_INSTRUCTIONS FOR THE TASK_
Your reply should be made up of every line in the records below that holds the string "subtitle".

Data about app and page elements:
***

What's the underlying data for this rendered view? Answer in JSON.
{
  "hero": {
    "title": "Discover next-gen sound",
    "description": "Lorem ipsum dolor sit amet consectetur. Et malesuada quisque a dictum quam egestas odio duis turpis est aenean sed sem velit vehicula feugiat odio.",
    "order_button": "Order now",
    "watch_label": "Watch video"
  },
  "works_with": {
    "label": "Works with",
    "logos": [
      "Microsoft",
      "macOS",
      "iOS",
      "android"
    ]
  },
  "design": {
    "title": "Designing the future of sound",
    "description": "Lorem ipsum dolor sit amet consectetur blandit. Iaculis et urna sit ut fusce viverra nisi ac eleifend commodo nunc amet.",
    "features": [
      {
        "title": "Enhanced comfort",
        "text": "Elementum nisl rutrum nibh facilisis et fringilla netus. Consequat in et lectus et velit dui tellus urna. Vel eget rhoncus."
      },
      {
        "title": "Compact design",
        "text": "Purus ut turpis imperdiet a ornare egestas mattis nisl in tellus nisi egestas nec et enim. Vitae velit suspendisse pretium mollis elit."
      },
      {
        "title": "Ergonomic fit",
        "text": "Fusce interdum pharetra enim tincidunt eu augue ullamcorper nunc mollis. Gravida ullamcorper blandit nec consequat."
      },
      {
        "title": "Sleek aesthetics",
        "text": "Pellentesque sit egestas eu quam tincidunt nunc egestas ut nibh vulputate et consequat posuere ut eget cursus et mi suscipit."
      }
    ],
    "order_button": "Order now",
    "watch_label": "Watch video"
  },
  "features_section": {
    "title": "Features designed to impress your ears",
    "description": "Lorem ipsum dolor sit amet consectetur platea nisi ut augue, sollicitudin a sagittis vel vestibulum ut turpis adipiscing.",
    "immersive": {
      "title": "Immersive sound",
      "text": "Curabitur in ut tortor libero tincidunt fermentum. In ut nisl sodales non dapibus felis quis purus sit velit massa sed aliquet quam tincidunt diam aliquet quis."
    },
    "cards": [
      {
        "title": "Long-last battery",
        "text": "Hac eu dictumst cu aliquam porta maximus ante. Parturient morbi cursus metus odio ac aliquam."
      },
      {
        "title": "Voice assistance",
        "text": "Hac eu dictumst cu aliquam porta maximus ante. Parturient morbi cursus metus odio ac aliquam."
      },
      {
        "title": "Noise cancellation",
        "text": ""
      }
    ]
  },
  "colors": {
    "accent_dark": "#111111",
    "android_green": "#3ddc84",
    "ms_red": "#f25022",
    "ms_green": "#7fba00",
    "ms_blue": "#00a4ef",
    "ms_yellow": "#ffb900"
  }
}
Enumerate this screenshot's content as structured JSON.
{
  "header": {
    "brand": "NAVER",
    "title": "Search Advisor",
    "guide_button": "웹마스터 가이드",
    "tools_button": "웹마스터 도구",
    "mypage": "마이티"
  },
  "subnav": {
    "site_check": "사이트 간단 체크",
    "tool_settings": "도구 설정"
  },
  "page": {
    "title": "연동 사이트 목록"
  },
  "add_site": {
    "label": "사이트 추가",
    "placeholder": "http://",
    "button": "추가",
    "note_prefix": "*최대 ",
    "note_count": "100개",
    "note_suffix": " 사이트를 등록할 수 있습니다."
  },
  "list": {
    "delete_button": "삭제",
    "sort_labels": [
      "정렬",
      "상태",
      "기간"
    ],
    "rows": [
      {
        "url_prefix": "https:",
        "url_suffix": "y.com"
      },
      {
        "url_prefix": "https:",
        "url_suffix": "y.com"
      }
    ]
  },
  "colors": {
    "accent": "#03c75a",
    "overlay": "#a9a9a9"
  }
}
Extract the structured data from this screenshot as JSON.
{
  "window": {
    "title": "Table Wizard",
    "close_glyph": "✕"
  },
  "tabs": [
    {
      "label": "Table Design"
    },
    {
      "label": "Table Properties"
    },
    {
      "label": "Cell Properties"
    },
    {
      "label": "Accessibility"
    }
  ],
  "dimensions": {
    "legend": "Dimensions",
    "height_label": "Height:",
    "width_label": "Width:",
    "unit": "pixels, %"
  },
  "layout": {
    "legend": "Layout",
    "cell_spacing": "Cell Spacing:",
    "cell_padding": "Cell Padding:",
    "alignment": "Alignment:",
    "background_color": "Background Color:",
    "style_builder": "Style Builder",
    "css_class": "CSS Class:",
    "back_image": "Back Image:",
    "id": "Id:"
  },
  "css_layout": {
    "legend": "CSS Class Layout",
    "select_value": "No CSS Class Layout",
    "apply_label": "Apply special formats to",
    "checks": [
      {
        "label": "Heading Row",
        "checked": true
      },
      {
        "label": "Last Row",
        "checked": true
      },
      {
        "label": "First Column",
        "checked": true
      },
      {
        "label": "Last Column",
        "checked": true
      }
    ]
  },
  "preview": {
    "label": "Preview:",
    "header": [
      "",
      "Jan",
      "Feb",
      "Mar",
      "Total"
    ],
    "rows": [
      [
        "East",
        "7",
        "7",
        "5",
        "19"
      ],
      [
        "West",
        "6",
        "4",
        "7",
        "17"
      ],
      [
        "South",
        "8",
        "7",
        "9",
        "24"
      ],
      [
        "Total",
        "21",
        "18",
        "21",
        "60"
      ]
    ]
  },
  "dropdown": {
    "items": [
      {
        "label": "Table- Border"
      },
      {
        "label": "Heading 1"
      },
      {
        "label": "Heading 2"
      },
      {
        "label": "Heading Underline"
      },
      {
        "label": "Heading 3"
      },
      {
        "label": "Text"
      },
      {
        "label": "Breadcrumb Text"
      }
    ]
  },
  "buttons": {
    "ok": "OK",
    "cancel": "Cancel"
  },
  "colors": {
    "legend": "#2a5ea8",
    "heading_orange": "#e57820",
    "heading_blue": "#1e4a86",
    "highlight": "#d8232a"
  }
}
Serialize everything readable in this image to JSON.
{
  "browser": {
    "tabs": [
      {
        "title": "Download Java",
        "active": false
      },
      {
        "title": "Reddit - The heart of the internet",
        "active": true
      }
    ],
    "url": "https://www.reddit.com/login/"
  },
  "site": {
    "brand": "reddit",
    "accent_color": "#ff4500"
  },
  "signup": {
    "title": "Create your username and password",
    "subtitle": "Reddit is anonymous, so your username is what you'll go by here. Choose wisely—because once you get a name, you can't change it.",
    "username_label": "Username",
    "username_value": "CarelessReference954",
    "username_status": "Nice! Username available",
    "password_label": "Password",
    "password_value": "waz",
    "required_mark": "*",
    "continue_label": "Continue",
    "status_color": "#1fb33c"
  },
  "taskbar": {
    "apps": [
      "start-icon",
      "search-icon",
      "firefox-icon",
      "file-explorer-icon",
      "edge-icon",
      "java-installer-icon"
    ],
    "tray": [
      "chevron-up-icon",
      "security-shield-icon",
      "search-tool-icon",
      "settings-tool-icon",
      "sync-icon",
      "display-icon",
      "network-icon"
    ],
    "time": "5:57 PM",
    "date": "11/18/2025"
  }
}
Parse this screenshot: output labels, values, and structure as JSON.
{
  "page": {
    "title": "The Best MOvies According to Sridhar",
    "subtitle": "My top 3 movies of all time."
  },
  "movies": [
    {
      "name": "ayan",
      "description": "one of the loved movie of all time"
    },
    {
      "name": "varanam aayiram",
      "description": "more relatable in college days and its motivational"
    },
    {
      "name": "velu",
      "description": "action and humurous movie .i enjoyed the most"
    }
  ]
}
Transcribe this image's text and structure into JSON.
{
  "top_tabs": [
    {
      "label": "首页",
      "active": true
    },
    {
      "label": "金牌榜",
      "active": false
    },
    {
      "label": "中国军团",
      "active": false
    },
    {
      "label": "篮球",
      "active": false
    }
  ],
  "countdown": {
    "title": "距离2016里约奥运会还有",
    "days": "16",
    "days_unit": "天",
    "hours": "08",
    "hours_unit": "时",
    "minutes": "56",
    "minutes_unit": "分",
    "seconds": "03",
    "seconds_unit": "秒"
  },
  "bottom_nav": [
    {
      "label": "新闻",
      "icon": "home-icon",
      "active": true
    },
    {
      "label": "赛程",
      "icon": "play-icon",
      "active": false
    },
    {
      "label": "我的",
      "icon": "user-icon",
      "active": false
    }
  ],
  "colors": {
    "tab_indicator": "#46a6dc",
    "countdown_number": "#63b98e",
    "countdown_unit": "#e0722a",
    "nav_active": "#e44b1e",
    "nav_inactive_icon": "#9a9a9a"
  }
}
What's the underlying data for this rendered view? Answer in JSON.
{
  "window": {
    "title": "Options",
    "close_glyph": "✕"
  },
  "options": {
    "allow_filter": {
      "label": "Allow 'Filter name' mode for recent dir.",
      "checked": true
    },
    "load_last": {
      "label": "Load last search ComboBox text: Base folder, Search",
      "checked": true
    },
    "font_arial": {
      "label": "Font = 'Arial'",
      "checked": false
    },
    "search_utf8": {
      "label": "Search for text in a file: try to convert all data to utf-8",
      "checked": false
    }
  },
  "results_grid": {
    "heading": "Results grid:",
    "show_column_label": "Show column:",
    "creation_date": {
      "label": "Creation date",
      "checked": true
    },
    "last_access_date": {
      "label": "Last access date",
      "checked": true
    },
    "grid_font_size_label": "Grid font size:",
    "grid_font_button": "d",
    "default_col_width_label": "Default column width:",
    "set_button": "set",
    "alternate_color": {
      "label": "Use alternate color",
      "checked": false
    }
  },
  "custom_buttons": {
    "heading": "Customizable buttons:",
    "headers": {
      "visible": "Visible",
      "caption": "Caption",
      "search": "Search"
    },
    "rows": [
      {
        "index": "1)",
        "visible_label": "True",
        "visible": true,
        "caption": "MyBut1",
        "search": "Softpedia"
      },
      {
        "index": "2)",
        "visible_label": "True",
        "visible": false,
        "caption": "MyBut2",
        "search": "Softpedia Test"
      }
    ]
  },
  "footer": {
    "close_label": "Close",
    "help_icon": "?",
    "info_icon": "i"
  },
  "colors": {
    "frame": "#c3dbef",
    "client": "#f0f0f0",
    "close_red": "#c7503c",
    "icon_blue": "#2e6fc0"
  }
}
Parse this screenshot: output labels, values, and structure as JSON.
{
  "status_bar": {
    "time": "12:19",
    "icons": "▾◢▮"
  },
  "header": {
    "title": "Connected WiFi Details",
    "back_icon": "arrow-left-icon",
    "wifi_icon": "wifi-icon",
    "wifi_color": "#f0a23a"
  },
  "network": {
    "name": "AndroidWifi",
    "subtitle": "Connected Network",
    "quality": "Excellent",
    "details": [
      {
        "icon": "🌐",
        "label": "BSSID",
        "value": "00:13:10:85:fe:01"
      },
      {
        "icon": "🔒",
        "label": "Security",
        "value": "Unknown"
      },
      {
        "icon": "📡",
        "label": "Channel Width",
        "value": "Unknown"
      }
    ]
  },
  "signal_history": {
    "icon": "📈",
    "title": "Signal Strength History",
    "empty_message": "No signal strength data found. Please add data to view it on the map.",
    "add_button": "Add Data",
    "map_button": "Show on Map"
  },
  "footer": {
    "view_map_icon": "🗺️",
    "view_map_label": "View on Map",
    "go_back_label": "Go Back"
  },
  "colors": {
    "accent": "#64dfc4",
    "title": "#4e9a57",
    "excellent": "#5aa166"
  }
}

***

_ANSWER TO THE PROBLEM_
    "subtitle": "Reddit is anonymous, so your username is what you'll go by here. Choose wisely—because once you get a name, you can't change it.",
    "subtitle": "My top 3 movies of all time."
    "subtitle": "Connected Network",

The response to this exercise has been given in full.